## TRY IT
Scan the lines below for the word "Setting". Copy each line you find it in.

(Stored data)
---+---
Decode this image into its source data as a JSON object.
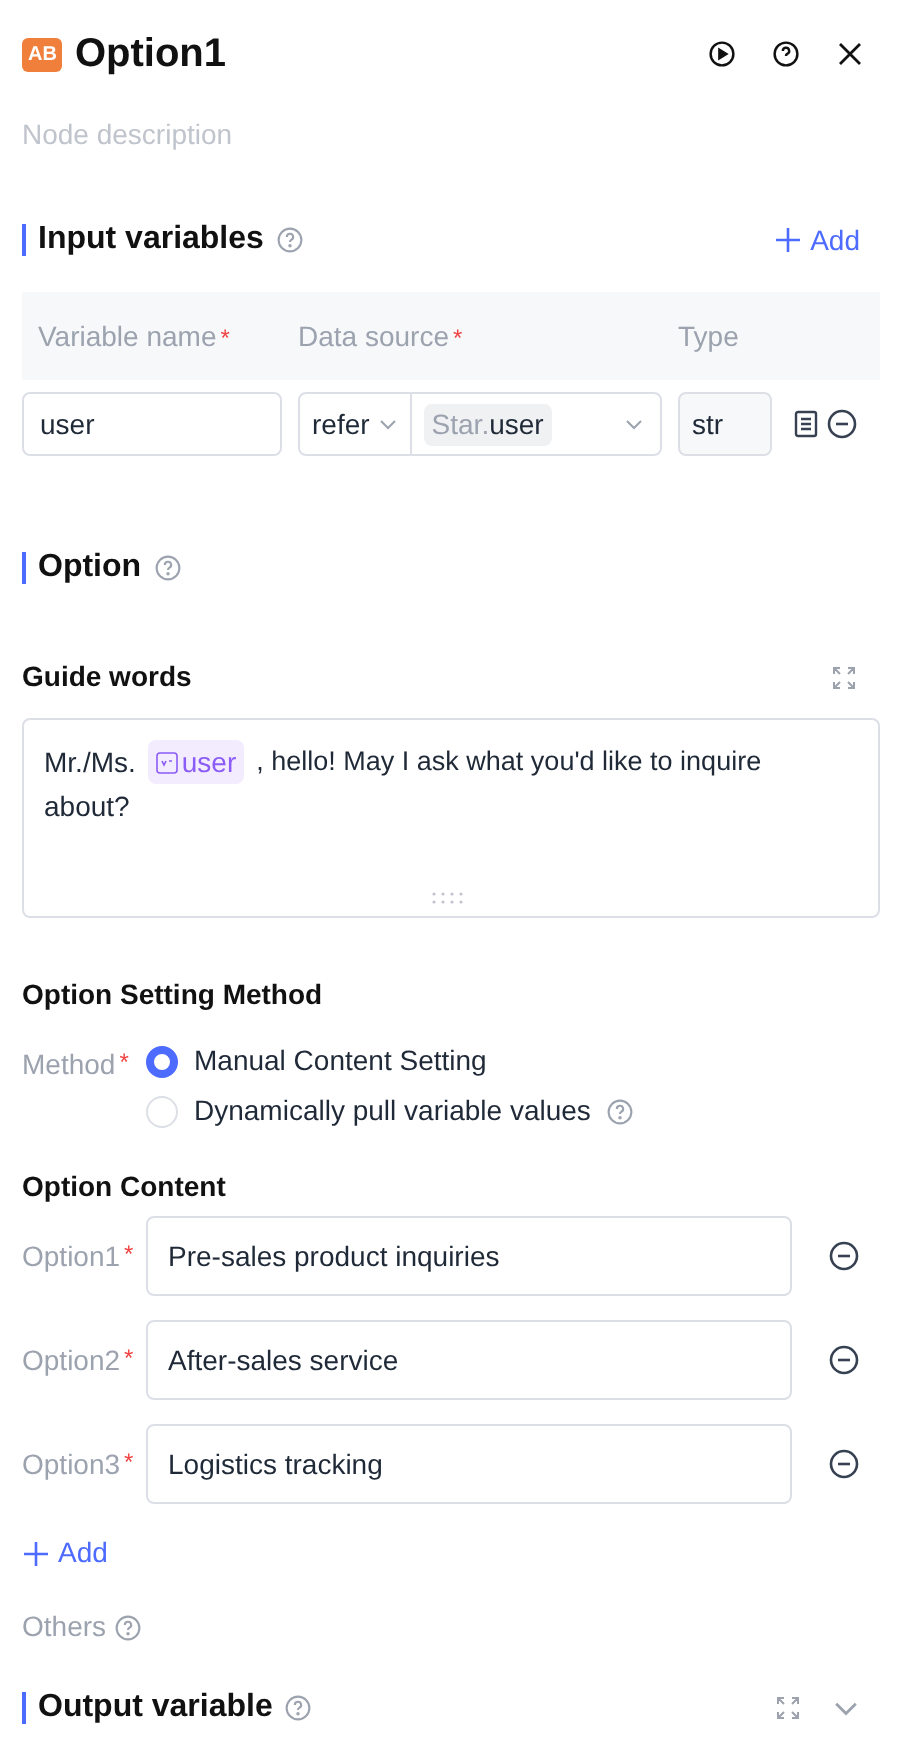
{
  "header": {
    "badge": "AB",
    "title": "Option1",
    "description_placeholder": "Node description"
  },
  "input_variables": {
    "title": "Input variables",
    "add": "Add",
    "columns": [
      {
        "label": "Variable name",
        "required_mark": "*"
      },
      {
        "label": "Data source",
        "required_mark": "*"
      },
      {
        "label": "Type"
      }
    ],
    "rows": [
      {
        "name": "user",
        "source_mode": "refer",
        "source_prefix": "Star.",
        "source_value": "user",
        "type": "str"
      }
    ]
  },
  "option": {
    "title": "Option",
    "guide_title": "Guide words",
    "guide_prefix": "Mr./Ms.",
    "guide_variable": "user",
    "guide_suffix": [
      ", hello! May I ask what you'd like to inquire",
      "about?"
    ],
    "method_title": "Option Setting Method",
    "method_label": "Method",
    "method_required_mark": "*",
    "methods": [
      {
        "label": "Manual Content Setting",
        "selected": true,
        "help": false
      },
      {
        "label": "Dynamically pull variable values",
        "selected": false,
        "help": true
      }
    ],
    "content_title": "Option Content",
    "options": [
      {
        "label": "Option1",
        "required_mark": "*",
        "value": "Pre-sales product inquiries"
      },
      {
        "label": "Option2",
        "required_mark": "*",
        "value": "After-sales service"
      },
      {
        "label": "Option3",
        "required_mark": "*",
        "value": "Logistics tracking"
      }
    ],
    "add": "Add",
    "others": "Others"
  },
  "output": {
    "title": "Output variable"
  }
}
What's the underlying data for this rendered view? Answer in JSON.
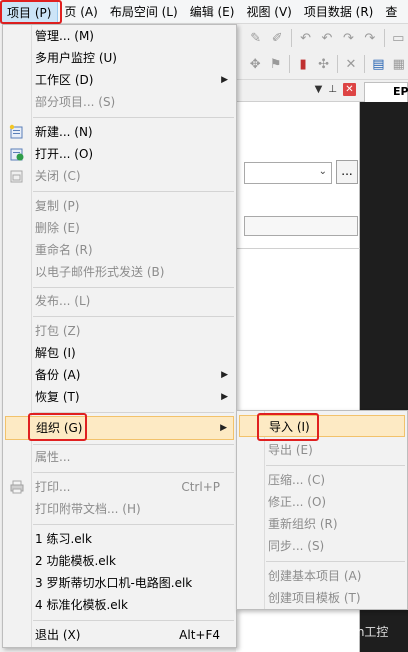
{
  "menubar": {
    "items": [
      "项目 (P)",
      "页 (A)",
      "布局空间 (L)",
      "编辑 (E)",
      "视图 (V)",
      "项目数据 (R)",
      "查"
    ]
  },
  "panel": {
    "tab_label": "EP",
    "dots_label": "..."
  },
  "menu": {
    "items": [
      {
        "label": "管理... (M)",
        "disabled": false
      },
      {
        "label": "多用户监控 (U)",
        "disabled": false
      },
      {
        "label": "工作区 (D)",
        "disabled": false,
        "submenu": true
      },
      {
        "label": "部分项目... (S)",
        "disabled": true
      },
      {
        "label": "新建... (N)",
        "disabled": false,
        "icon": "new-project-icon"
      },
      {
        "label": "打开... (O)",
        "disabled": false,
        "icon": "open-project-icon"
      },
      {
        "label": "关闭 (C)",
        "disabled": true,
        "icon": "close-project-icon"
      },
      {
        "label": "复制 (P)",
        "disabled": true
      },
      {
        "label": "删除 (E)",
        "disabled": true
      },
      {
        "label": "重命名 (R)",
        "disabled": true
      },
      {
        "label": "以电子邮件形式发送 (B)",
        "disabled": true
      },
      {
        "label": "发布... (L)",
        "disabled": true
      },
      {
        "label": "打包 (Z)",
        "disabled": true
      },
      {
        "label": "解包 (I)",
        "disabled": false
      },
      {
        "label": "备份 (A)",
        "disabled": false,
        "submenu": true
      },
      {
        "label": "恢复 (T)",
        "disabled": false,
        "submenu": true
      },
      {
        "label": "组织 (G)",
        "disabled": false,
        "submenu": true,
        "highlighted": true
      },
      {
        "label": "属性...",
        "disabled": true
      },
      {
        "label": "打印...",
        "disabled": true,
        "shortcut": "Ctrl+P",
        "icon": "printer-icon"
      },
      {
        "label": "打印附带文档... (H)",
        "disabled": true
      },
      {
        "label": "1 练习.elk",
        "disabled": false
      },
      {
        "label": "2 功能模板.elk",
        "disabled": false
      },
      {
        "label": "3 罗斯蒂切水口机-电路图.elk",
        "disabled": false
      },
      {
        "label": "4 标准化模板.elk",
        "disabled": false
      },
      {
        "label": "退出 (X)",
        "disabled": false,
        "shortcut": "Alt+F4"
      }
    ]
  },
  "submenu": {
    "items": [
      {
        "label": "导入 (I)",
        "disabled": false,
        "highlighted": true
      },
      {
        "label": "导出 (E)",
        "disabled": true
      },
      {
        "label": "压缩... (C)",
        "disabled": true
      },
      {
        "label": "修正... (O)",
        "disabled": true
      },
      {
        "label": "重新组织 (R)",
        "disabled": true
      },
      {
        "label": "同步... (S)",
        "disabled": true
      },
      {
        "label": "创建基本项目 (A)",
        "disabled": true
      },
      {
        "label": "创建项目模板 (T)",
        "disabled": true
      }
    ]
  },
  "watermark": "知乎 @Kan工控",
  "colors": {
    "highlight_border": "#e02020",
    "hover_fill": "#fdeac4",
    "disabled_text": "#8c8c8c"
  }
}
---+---
## YOUR RESPONSE
    "method_title": "Option Setting Method",
        "label": "Manual Content Setting",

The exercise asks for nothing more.